**Work required**
The records below are to be repeated in full, exactly as they are.

==========

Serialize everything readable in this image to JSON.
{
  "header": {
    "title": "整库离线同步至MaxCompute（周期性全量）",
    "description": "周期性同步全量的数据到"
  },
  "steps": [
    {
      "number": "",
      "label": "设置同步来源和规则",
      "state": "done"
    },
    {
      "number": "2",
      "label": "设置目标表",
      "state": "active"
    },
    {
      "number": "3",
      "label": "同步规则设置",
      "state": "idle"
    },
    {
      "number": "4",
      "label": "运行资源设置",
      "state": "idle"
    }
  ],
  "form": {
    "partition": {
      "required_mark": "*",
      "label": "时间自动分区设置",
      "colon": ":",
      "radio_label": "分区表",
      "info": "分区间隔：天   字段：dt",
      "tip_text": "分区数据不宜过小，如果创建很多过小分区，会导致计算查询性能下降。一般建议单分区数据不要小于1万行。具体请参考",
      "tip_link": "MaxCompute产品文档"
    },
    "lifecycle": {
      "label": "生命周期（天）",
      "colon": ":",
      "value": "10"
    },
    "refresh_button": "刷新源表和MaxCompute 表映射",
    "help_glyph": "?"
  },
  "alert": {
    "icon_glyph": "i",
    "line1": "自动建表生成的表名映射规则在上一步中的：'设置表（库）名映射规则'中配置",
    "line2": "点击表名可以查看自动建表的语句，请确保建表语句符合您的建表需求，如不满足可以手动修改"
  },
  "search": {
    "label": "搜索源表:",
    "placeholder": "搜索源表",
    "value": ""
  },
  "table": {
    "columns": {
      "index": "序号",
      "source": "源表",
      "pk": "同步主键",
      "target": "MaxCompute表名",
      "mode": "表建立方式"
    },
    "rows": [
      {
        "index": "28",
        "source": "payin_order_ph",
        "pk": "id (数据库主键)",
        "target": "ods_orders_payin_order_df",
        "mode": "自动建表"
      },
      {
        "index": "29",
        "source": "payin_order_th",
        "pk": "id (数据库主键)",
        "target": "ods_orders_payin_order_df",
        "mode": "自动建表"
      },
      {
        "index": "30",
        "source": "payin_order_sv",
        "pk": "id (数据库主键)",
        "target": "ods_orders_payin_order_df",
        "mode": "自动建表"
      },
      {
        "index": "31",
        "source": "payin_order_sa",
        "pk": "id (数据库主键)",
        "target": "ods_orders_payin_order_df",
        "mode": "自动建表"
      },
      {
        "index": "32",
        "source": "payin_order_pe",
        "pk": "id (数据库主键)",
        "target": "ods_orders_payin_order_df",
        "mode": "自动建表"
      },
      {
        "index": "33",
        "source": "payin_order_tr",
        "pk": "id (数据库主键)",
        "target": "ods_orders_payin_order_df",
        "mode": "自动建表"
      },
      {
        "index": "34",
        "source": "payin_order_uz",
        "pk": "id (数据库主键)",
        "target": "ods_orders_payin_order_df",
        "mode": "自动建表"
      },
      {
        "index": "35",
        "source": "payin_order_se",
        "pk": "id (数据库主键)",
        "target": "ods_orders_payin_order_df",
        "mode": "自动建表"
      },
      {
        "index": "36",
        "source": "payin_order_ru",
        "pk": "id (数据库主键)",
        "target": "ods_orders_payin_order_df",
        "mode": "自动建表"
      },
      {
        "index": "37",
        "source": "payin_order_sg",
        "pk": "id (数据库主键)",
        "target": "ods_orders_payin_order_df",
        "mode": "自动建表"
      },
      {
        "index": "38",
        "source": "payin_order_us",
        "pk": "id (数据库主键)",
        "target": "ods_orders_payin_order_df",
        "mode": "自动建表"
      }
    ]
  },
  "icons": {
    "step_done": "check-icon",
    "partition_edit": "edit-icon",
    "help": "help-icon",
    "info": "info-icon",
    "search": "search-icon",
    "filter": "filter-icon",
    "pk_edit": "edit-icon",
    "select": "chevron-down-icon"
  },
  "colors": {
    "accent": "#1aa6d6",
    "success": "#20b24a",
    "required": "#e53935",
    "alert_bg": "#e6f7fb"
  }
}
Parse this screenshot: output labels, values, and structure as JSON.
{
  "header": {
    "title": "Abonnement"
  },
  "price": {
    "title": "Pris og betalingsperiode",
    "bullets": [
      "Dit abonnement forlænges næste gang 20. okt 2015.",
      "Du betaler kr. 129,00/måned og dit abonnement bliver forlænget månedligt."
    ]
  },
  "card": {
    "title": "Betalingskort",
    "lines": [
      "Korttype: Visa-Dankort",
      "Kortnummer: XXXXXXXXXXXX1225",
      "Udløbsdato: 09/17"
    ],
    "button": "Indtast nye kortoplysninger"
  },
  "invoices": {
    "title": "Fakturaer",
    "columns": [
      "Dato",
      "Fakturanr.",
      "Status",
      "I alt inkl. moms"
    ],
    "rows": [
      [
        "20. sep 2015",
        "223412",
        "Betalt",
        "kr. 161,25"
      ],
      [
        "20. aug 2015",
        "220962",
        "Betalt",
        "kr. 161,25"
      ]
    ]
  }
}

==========

**Solution for this problem**
Serialize everything readable in this image to JSON.
{
  "header": {
    "title": "整库离线同步至MaxCompute（周期性全量）",
    "description": "周期性同步全量的数据到"
  },
  "steps": [
    {
      "number": "",
      "label": "设置同步来源和规则",
      "state": "done"
    },
    {
      "number": "2",
      "label": "设置目标表",
      "state": "active"
    },
    {
      "number": "3",
      "label": "同步规则设置",
      "state": "idle"
    },
    {
      "number": "4",
      "label": "运行资源设置",
      "state": "idle"
    }
  ],
  "form": {
    "partition": {
      "required_mark": "*",
      "label": "时间自动分区设置",
      "colon": ":",
      "radio_label": "分区表",
      "info": "分区间隔：天   字段：dt",
      "tip_text": "分区数据不宜过小，如果创建很多过小分区，会导致计算查询性能下降。一般建议单分区数据不要小于1万行。具体请参考",
      "tip_link": "MaxCompute产品文档"
    },
    "lifecycle": {
      "label": "生命周期（天）",
      "colon": ":",
      "value": "10"
    },
    "refresh_button": "刷新源表和MaxCompute 表映射",
    "help_glyph": "?"
  },
  "alert": {
    "icon_glyph": "i",
    "line1": "自动建表生成的表名映射规则在上一步中的：'设置表（库）名映射规则'中配置",
    "line2": "点击表名可以查看自动建表的语句，请确保建表语句符合您的建表需求，如不满足可以手动修改"
  },
  "search": {
    "label": "搜索源表:",
    "placeholder": "搜索源表",
    "value": ""
  },
  "table": {
    "columns": {
      "index": "序号",
      "source": "源表",
      "pk": "同步主键",
      "target": "MaxCompute表名",
      "mode": "表建立方式"
    },
    "rows": [
      {
        "index": "28",
        "source": "payin_order_ph",
        "pk": "id (数据库主键)",
        "target": "ods_orders_payin_order_df",
        "mode": "自动建表"
      },
      {
        "index": "29",
        "source": "payin_order_th",
        "pk": "id (数据库主键)",
        "target": "ods_orders_payin_order_df",
        "mode": "自动建表"
      },
      {
        "index": "30",
        "source": "payin_order_sv",
        "pk": "id (数据库主键)",
        "target": "ods_orders_payin_order_df",
        "mode": "自动建表"
      },
      {
        "index": "31",
        "source": "payin_order_sa",
        "pk": "id (数据库主键)",
        "target": "ods_orders_payin_order_df",
        "mode": "自动建表"
      },
      {
        "index": "32",
        "source": "payin_order_pe",
        "pk": "id (数据库主键)",
        "target": "ods_orders_payin_order_df",
        "mode": "自动建表"
      },
      {
        "index": "33",
        "source": "payin_order_tr",
        "pk": "id (数据库主键)",
        "target": "ods_orders_payin_order_df",
        "mode": "自动建表"
      },
      {
        "index": "34",
        "source": "payin_order_uz",
        "pk": "id (数据库主键)",
        "target": "ods_orders_payin_order_df",
        "mode": "自动建表"
      },
      {
        "index": "35",
        "source": "payin_order_se",
        "pk": "id (数据库主键)",
        "target": "ods_orders_payin_order_df",
        "mode": "自动建表"
      },
      {
        "index": "36",
        "source": "payin_order_ru",
        "pk": "id (数据库主键)",
        "target": "ods_orders_payin_order_df",
        "mode": "自动建表"
      },
      {
        "index": "37",
        "source": "payin_order_sg",
        "pk": "id (数据库主键)",
        "target": "ods_orders_payin_order_df",
        "mode": "自动建表"
      },
      {
        "index": "38",
        "source": "payin_order_us",
        "pk": "id (数据库主键)",
        "target": "ods_orders_payin_order_df",
        "mode": "自动建表"
      }
    ]
  },
  "icons": {
    "step_done": "check-icon",
    "partition_edit": "edit-icon",
    "help": "help-icon",
    "info": "info-icon",
    "search": "search-icon",
    "filter": "filter-icon",
    "pk_edit": "edit-icon",
    "select": "chevron-down-icon"
  },
  "colors": {
    "accent": "#1aa6d6",
    "success": "#20b24a",
    "required": "#e53935",
    "alert_bg": "#e6f7fb"
  }
}
Parse this screenshot: output labels, values, and structure as JSON.
{
  "header": {
    "title": "Abonnement"
  },
  "price": {
    "title": "Pris og betalingsperiode",
    "bullets": [
      "Dit abonnement forlænges næste gang 20. okt 2015.",
      "Du betaler kr. 129,00/måned og dit abonnement bliver forlænget månedligt."
    ]
  },
  "card": {
    "title": "Betalingskort",
    "lines": [
      "Korttype: Visa-Dankort",
      "Kortnummer: XXXXXXXXXXXX1225",
      "Udløbsdato: 09/17"
    ],
    "button": "Indtast nye kortoplysninger"
  },
  "invoices": {
    "title": "Fakturaer",
    "columns": [
      "Dato",
      "Fakturanr.",
      "Status",
      "I alt inkl. moms"
    ],
    "rows": [
      [
        "20. sep 2015",
        "223412",
        "Betalt",
        "kr. 161,25"
      ],
      [
        "20. aug 2015",
        "220962",
        "Betalt",
        "kr. 161,25"
      ]
    ]
  }
}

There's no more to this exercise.